CNET también está disponible en español.

Ir a español

Don't show this again

iPhone 12 and 12 Pro review Netflix subscriber growth NASA Osiris-Rex Stimulus negotiation reckoning MagSafe accessories for the iPhone 12 The Haunting of Bly Manor ending Walmart Black Friday

Server maker goes for Itanium 2

Server manufacturer RackSaver says it will adopt Intel's Itanium 2 processor for a new line of machines aimed at the high-performance computing market.

Server manufacturer RackSaver said Wednesday that it will adopt Intel's Itanium 2 processor for a new line of machines aimed at the high-performance computing market.

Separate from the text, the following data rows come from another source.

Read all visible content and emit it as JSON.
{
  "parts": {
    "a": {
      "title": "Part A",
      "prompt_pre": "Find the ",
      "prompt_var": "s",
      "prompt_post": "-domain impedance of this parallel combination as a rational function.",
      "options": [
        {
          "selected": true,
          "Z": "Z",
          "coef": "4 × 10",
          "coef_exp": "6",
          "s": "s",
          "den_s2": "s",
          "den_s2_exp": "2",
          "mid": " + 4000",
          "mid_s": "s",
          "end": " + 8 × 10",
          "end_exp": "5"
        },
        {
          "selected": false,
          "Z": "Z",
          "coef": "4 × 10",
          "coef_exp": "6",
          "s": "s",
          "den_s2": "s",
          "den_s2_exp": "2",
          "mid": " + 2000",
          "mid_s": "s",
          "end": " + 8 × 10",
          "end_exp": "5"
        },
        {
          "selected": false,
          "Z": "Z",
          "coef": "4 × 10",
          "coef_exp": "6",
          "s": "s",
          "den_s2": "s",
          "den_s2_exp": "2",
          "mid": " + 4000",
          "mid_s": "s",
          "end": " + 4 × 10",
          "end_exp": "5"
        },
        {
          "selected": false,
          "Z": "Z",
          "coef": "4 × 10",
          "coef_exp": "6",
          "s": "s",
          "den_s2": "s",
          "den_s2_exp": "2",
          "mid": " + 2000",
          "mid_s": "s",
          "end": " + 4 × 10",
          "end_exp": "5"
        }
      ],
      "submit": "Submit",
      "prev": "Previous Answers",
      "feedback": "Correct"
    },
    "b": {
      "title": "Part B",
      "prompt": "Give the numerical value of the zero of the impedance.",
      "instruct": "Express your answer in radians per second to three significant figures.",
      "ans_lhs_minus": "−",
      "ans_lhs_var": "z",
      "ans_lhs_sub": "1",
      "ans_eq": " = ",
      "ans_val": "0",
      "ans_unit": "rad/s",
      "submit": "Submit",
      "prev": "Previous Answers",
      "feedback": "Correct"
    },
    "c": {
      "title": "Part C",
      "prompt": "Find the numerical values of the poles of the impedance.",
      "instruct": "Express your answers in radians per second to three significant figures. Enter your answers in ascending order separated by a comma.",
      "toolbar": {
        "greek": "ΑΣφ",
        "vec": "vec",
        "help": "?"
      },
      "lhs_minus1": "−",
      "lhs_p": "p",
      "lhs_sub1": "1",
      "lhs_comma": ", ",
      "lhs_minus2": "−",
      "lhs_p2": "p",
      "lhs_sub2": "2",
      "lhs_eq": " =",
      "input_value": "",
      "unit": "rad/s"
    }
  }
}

RackSaver, which sells only rack-mounted servers for business, will begin shipping the new RS-4460 server during the fourth quarter. Like other rack-mounted servers, the new machines are designed to handle heavy-duty tasks like e-commerce transactions, but also to be relatively slim so that they fit into a cabinetlike enclosure.

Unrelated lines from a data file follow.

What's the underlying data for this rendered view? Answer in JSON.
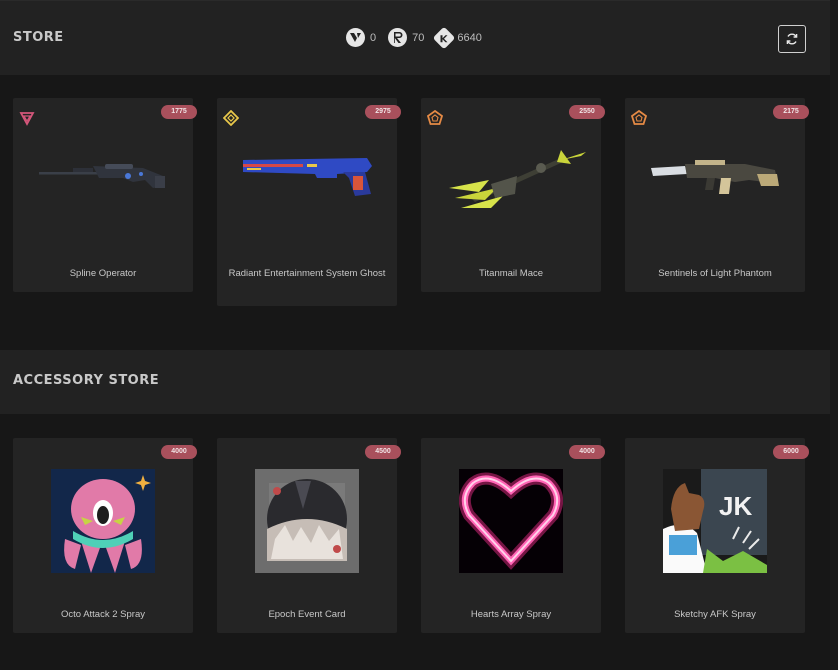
{
  "header": {
    "title": "STORE",
    "currencies": [
      {
        "icon": "valorant-points-icon",
        "value": "0"
      },
      {
        "icon": "radianite-points-icon",
        "value": "70"
      },
      {
        "icon": "kingdom-credits-icon",
        "value": "6640"
      }
    ],
    "refresh_icon": "refresh-icon"
  },
  "store": {
    "items": [
      {
        "name": "Spline Operator",
        "price": "1775",
        "tier": "exclusive",
        "tier_color": "#d4567a"
      },
      {
        "name": "Radiant Entertainment System Ghost",
        "price": "2975",
        "tier": "ultra",
        "tier_color": "#e9c84a"
      },
      {
        "name": "Titanmail Mace",
        "price": "2550",
        "tier": "premium",
        "tier_color": "#e58a45"
      },
      {
        "name": "Sentinels of Light Phantom",
        "price": "2175",
        "tier": "premium",
        "tier_color": "#e58a45"
      }
    ]
  },
  "accessory": {
    "title": "ACCESSORY STORE",
    "items": [
      {
        "name": "Octo Attack 2 Spray",
        "price": "4000"
      },
      {
        "name": "Epoch Event Card",
        "price": "4500"
      },
      {
        "name": "Hearts Array Spray",
        "price": "4000"
      },
      {
        "name": "Sketchy AFK Spray",
        "price": "6000"
      }
    ]
  },
  "colors": {
    "background": "#171717",
    "bar": "#222222",
    "card": "#242424",
    "price_badge": "#a9505c"
  }
}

RackSaver already sells servers with Intel's Pentium 4 and Xeon processors as well as with Advanced Micro Devices' Athlon XP and Athlon MP processors. It chose to offer the Itanium 2, announced in July, because of the performance demands of customers in the high-performance computing (HPC) market, CEO David Driggers said.

"HPC customers are looking for heavy-duty FPU performance," Driggers said.

The FPU, or floating-point unit, lets a chip perform mathematical calculations. Early tests conducted by Intel showed that Itanium 2 offers roughly twice the performance of its predecessor, Itanium.

High-performance computing takes place in many different fields, including moviemaking and exploring for new oil and gas reserves. Companies in these industries often use large groups of heavy-duty computers, known as clusters, to tackle big computing jobs.

Clusters tie standard computers, such as the RackSaver servers, together with switches and storage systems, creating supercomputers on the cheap. This practice is becoming more popular: Such setups are inexpensive relative to actual supercomputers, they can be built using off-the-shelf parts, and they can be easily upgraded.

RackSaver will join Hewlett-Packard, IBM, Unisys and others in the market for Itanium 2 servers. The company will offer its RS-4460 with Itanium 2 processors running at both 900MHz and 1GHz and featuring either 1.5MB or 3MB of Level 3 cache, memory that stores data close to the processor's core.

The San Diego-based company will follow the RS-4460 with a dual Itanium 2 rack mount server by the first quarter of 2003.

RackSaver has not yet announced pricing or detailed configurations of the new machines.

Meanwhile, Intel showed off Madison, the successor to the Itanium 2, this week at its Developer Forum in San Jose, Calif.